_What to produce_: The answer should consist of all the entries, repeated word for word.

(Beginning of Exercise data)

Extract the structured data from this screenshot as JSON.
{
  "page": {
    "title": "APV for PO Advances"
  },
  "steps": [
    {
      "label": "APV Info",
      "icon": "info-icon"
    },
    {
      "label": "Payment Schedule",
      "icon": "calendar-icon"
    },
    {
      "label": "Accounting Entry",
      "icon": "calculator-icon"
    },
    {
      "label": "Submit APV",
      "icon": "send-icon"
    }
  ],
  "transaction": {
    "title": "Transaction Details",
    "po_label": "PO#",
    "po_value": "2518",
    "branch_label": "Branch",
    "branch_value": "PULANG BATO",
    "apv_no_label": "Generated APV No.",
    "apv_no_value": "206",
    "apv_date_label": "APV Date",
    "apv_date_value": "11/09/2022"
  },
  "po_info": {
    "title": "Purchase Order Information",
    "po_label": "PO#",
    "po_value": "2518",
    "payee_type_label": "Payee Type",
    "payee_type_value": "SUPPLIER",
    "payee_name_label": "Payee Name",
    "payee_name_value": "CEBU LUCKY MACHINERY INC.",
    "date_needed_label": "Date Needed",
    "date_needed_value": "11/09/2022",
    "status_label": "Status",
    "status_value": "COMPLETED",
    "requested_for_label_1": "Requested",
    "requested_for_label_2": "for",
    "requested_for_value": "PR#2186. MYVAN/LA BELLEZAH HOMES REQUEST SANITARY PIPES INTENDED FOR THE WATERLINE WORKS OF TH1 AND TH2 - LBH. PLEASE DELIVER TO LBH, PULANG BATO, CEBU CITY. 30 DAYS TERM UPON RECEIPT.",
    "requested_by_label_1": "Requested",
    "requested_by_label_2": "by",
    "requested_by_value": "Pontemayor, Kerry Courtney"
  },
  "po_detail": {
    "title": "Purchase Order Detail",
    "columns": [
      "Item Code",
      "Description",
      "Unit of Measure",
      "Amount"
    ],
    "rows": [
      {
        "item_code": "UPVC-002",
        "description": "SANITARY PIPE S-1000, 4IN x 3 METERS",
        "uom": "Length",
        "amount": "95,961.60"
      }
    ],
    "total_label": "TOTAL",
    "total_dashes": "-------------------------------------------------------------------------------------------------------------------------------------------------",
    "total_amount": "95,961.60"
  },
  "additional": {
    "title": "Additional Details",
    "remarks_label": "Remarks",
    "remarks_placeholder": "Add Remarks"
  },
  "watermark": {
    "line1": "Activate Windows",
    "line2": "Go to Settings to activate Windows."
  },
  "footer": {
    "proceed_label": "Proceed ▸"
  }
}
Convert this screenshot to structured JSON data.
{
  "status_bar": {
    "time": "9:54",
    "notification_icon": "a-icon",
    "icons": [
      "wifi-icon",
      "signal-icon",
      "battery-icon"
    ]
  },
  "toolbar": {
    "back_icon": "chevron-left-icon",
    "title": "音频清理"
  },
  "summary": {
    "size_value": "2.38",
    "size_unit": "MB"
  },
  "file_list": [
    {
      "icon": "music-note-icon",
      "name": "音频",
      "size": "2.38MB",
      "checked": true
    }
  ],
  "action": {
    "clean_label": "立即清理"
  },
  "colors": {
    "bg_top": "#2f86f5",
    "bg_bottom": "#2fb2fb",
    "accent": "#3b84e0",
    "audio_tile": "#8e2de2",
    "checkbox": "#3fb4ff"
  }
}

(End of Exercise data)

_Written answer_:
Extract the structured data from this screenshot as JSON.
{
  "page": {
    "title": "APV for PO Advances"
  },
  "steps": [
    {
      "label": "APV Info",
      "icon": "info-icon"
    },
    {
      "label": "Payment Schedule",
      "icon": "calendar-icon"
    },
    {
      "label": "Accounting Entry",
      "icon": "calculator-icon"
    },
    {
      "label": "Submit APV",
      "icon": "send-icon"
    }
  ],
  "transaction": {
    "title": "Transaction Details",
    "po_label": "PO#",
    "po_value": "2518",
    "branch_label": "Branch",
    "branch_value": "PULANG BATO",
    "apv_no_label": "Generated APV No.",
    "apv_no_value": "206",
    "apv_date_label": "APV Date",
    "apv_date_value": "11/09/2022"
  },
  "po_info": {
    "title": "Purchase Order Information",
    "po_label": "PO#",
    "po_value": "2518",
    "payee_type_label": "Payee Type",
    "payee_type_value": "SUPPLIER",
    "payee_name_label": "Payee Name",
    "payee_name_value": "CEBU LUCKY MACHINERY INC.",
    "date_needed_label": "Date Needed",
    "date_needed_value": "11/09/2022",
    "status_label": "Status",
    "status_value": "COMPLETED",
    "requested_for_label_1": "Requested",
    "requested_for_label_2": "for",
    "requested_for_value": "PR#2186. MYVAN/LA BELLEZAH HOMES REQUEST SANITARY PIPES INTENDED FOR THE WATERLINE WORKS OF TH1 AND TH2 - LBH. PLEASE DELIVER TO LBH, PULANG BATO, CEBU CITY. 30 DAYS TERM UPON RECEIPT.",
    "requested_by_label_1": "Requested",
    "requested_by_label_2": "by",
    "requested_by_value": "Pontemayor, Kerry Courtney"
  },
  "po_detail": {
    "title": "Purchase Order Detail",
    "columns": [
      "Item Code",
      "Description",
      "Unit of Measure",
      "Amount"
    ],
    "rows": [
      {
        "item_code": "UPVC-002",
        "description": "SANITARY PIPE S-1000, 4IN x 3 METERS",
        "uom": "Length",
        "amount": "95,961.60"
      }
    ],
    "total_label": "TOTAL",
    "total_dashes": "-------------------------------------------------------------------------------------------------------------------------------------------------",
    "total_amount": "95,961.60"
  },
  "additional": {
    "title": "Additional Details",
    "remarks_label": "Remarks",
    "remarks_placeholder": "Add Remarks"
  },
  "watermark": {
    "line1": "Activate Windows",
    "line2": "Go to Settings to activate Windows."
  },
  "footer": {
    "proceed_label": "Proceed ▸"
  }
}
Convert this screenshot to structured JSON data.
{
  "status_bar": {
    "time": "9:54",
    "notification_icon": "a-icon",
    "icons": [
      "wifi-icon",
      "signal-icon",
      "battery-icon"
    ]
  },
  "toolbar": {
    "back_icon": "chevron-left-icon",
    "title": "音频清理"
  },
  "summary": {
    "size_value": "2.38",
    "size_unit": "MB"
  },
  "file_list": [
    {
      "icon": "music-note-icon",
      "name": "音频",
      "size": "2.38MB",
      "checked": true
    }
  ],
  "action": {
    "clean_label": "立即清理"
  },
  "colors": {
    "bg_top": "#2f86f5",
    "bg_bottom": "#2fb2fb",
    "accent": "#3b84e0",
    "audio_tile": "#8e2de2",
    "checkbox": "#3fb4ff"
  }
}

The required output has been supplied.